Hosting Thanksgiving? Some like rehearsing the feast
Before theater professionals perform a play for an audience, they run a dress rehearsal to look for kinks that need fixing before the show opens.
Traditional Thanksgiving dinner is a big production that can benefit from rehearsal, too, say some veteran hosts.
Cortney McLellan grew up helping her mother cook, but was nervous when she was stepping up to host her family’s Thanksgiving.
“My quote-unquote ‘recipe book’ was in my head,” recalled the Flushing, Michigan resident. “I wanted to make sure I had all the recipes right.”
Thanksgiving’s traditional dishes — roast turkey with stuffing, mashed potatoes and pie — weren’t part of McLellan’s everyday repertoire: “I can’t usually afford all those carbs the rest of the year,” she said.
So before hosting the whole family, she did a test run with her daughter and husband. Almost everything came out well, but when the dressing wasn’t quite right, she consulted her mom, Nancy McLellan. The two conferred on ingredients, technique, cooking time.
“She ended up giving me her stuffing pan for Thanksgiving. It just didn’t taste the same without it,” McLellan said.
Samuella Becker went a more formal route to practice for Thanksgiving: She took a class at the New School in New York City where she prepared turkey, side dishes, appetizers and dessert.
Becker learned some specifics — she bought an electric knife for carving, and learned how to buy the right turkey for the number of guests — and gathered recipes to try to approximate the feast of her Ohio childhood.

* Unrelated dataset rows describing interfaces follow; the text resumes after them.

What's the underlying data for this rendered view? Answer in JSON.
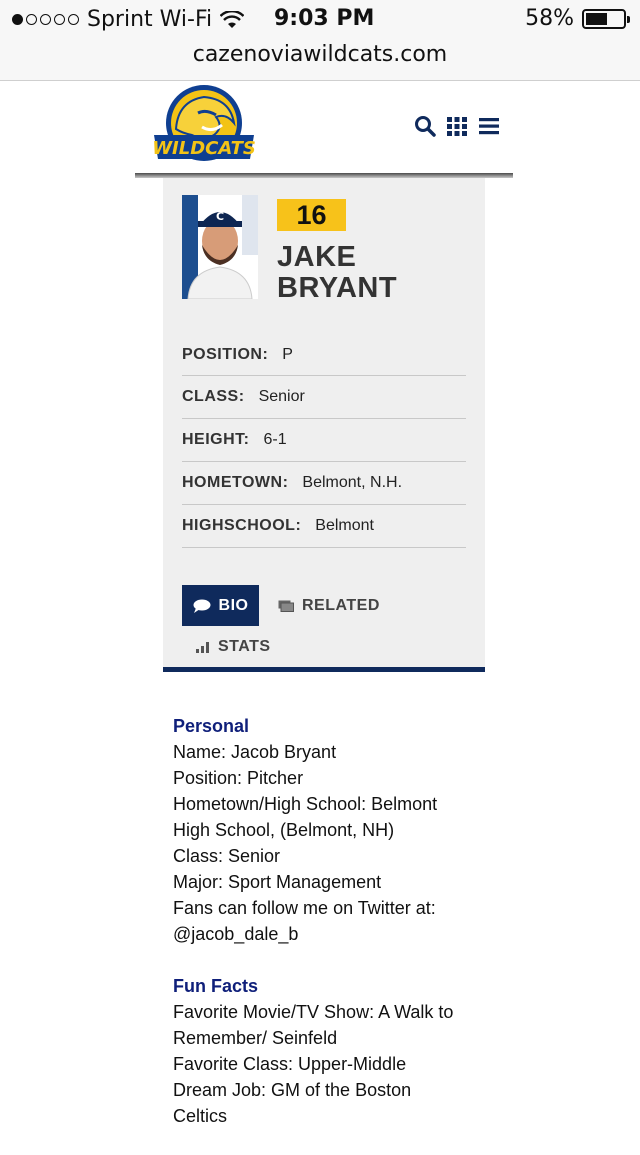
{
  "status_bar": {
    "carrier": "Sprint Wi-Fi",
    "signal_dots": 5,
    "signal_filled": 1,
    "time": "9:03 PM",
    "battery": "58%",
    "battery_level": 0.58
  },
  "browser": {
    "url": "cazenoviawildcats.com"
  },
  "header": {
    "logo_text_top": "CAZENOVIA COLLEGE",
    "logo_text": "WILDCATS",
    "icons": [
      "search-icon",
      "grid-icon",
      "menu-icon"
    ]
  },
  "player": {
    "number": "16",
    "first_name": "JAKE",
    "last_name": "BRYANT",
    "info": [
      {
        "label": "POSITION:",
        "value": "P"
      },
      {
        "label": "CLASS:",
        "value": "Senior"
      },
      {
        "label": "HEIGHT:",
        "value": "6-1"
      },
      {
        "label": "HOMETOWN:",
        "value": "Belmont, N.H."
      },
      {
        "label": "HIGHSCHOOL:",
        "value": "Belmont"
      }
    ]
  },
  "tabs": {
    "bio": "BIO",
    "related": "RELATED",
    "stats": "STATS"
  },
  "bio": {
    "personal": {
      "heading": "Personal",
      "lines": [
        "Name: Jacob Bryant",
        "Position: Pitcher",
        "Hometown/High School: Belmont",
        "High School, (Belmont, NH)",
        "Class: Senior",
        "Major: Sport Management",
        "Fans can follow me on Twitter at:",
        "@jacob_dale_b"
      ]
    },
    "fun_facts": {
      "heading": "Fun Facts",
      "lines": [
        "Favorite Movie/TV Show: A Walk to",
        "Remember/ Seinfeld",
        "Favorite Class: Upper-Middle",
        "Dream Job: GM of the Boston",
        "Celtics"
      ]
    }
  },
  "colors": {
    "navy": "#0f2a5c",
    "gold": "#f7c21a",
    "heading_blue": "#0f1f7a",
    "card_bg": "#efefef"
  }
}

“What I mostly learned was to be more confident in the kitchen,” said Becker, who’d previously roasted a turkey with the giblet bag still inside.

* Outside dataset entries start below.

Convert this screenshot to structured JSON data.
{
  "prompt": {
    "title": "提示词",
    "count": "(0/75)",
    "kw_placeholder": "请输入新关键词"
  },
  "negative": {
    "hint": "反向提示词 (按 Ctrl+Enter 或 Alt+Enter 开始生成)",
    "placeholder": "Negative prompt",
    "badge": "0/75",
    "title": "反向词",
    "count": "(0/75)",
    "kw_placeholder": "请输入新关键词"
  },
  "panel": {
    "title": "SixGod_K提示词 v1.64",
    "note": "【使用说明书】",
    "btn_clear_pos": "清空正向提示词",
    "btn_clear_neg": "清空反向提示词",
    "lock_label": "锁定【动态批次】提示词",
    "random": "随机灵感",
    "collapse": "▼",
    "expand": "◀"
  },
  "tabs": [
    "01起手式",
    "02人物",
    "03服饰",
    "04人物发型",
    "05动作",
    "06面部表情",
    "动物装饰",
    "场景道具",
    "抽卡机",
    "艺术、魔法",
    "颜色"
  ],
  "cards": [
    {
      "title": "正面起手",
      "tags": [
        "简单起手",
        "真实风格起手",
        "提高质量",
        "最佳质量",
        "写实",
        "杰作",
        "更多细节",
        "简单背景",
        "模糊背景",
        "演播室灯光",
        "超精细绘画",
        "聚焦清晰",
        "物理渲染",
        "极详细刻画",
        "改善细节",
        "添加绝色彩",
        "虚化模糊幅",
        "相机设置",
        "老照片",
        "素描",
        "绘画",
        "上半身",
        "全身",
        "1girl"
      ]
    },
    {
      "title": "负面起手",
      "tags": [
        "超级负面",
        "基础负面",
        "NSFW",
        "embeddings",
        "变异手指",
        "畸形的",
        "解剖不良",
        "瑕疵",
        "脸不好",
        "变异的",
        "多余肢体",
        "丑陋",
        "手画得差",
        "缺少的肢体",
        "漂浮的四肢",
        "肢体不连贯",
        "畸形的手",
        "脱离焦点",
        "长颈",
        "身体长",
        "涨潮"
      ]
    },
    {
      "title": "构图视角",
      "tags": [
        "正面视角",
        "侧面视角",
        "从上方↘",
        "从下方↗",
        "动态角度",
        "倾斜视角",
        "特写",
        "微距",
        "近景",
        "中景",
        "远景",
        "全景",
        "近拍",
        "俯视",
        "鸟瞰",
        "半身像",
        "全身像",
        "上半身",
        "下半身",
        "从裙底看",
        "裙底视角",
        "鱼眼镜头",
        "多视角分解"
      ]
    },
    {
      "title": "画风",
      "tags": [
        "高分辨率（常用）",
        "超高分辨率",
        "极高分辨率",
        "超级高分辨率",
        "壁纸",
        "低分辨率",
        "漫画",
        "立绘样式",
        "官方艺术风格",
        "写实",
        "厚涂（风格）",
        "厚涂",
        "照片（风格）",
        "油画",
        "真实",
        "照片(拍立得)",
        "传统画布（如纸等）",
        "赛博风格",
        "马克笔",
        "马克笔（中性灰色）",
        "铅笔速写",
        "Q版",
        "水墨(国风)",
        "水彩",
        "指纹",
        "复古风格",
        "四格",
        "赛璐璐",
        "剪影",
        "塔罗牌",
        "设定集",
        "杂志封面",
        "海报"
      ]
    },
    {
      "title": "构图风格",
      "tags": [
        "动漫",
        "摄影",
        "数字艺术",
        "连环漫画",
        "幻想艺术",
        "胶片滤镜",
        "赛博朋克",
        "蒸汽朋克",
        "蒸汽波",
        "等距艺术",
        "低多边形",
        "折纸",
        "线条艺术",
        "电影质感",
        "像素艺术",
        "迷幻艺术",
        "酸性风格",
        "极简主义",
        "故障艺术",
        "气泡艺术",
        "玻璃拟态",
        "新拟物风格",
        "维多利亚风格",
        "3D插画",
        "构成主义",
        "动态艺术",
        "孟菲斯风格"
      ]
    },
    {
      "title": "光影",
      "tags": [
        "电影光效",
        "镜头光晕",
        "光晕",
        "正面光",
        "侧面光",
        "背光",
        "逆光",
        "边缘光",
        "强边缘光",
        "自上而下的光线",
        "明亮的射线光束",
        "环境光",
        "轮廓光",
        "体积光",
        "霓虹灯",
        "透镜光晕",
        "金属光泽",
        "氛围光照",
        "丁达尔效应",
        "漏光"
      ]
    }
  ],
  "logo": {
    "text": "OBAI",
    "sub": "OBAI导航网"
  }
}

Carl Collins co-hosts a monthly dinner party in New York City with a friend, Robert Blinn, and they often use their October gathering to test-drive new Thanksgiving dishes. Now that he’s hosted Thanksgiving for several years, Collins enjoys pushing the envelope — they’ve tried turkey ramen, as well as roasted rabbit and poached octopus.
But with a nod to tradition, Collins said, “My favorite side dish to test is stuffing.” Additionally, he’s experimented with variations on turkey methods, including cooking the legs and breast separately and spatchcocking.

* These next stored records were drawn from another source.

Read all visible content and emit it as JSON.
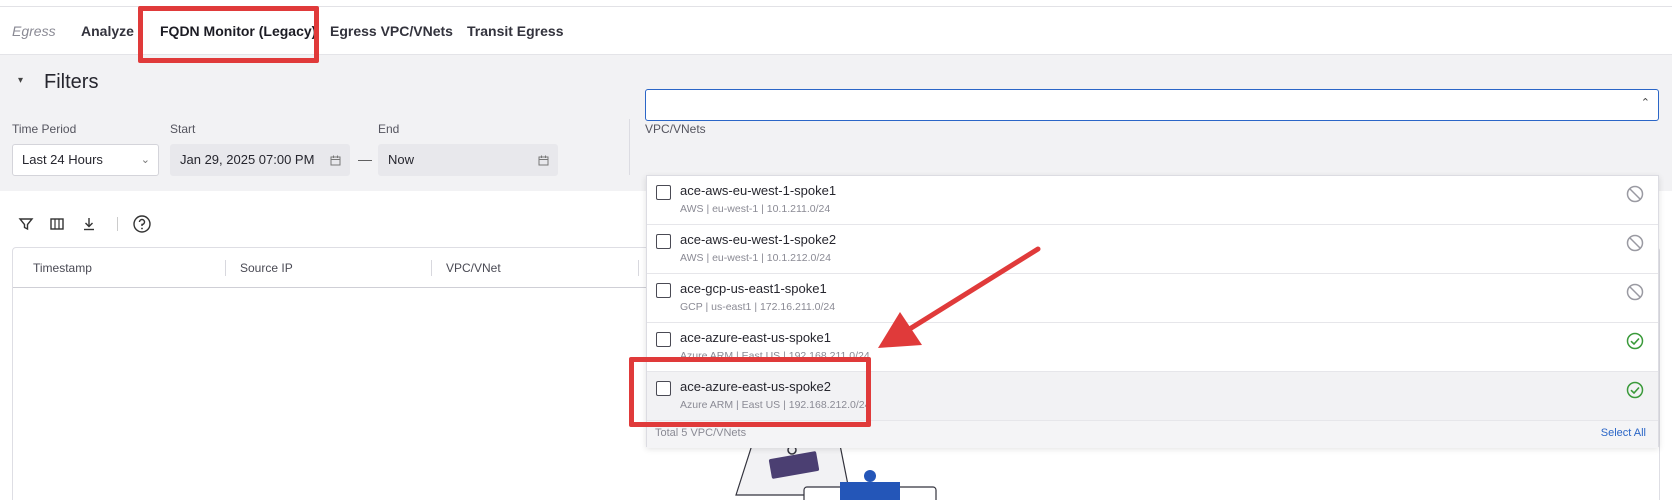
{
  "tabs": {
    "context": "Egress",
    "items": [
      {
        "label": "Analyze"
      },
      {
        "label": "FQDN Monitor (Legacy)"
      },
      {
        "label": "Egress VPC/VNets"
      },
      {
        "label": "Transit Egress"
      }
    ]
  },
  "filters": {
    "title": "Filters",
    "time_period": {
      "label": "Time Period",
      "value": "Last 24 Hours"
    },
    "start": {
      "label": "Start",
      "value": "Jan 29, 2025 07:00 PM"
    },
    "end": {
      "label": "End",
      "value": "Now"
    },
    "separator": "—",
    "vpc": {
      "label": "VPC/VNets",
      "value": ""
    }
  },
  "toolbar": {
    "icons": [
      "filter-icon",
      "columns-icon",
      "download-icon",
      "help-icon"
    ]
  },
  "table": {
    "columns": [
      "Timestamp",
      "Source IP",
      "VPC/VNet"
    ]
  },
  "dropdown": {
    "options": [
      {
        "name": "ace-aws-eu-west-1-spoke1",
        "detail": "AWS | eu-west-1 | 10.1.211.0/24",
        "status": "disabled"
      },
      {
        "name": "ace-aws-eu-west-1-spoke2",
        "detail": "AWS | eu-west-1 | 10.1.212.0/24",
        "status": "disabled"
      },
      {
        "name": "ace-gcp-us-east1-spoke1",
        "detail": "GCP | us-east1 | 172.16.211.0/24",
        "status": "disabled"
      },
      {
        "name": "ace-azure-east-us-spoke1",
        "detail": "Azure ARM | East US | 192.168.211.0/24",
        "status": "enabled"
      },
      {
        "name": "ace-azure-east-us-spoke2",
        "detail": "Azure ARM | East US | 192.168.212.0/24",
        "status": "enabled"
      }
    ],
    "total": "Total 5 VPC/VNets",
    "select_all": "Select All"
  },
  "colors": {
    "accent": "#2b66c7",
    "highlight": "#e03a3a",
    "enabled": "#3a9a3a",
    "disabled": "#9a9aa2"
  }
}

Back when he was a Thanksgiving rookie, Collins tried out the whole meal on his roommate and friends, both to make sure everything tasted good together and to work out the timing.
“I’m cooking all these things in a New York kitchen,” Collins said. “I have to work the coordination.”
Many people have eaten a Thanksgiving dinner hours later than planned because the turkey wasn’t done yet or some key dish was forgotten.
“I have misjudged the length of time things take and I’m a professional chef,” confessed Ruthy Kirwan, a recipe tester, recipe developer and cooking instructor in New York.
Kirwan writes a schedule for Thanksgiving day, working backward from when she wants to eat. Testing can help identify schedule issues, like having more side dishes to put on the stove than you have burners, or needing to bake turkey, pie and rolls at different temperatures.
When hosting a dinner party, making recipes you know well can help lower stress, Kirwan said. But on Thanksgiving, most hosts feel obligated to make the expected all-American menu.
“There’s a lot of expectation and weight and tradition,” she said.
This year, Kirwan is working in advance on a version of the green bean casserole she grew up eating in Michigan.
One year, she practiced a fresh fig pie that didn’t make it to her Thanksgiving table. “Thank God I made it as practice because it just didn’t work,” she said.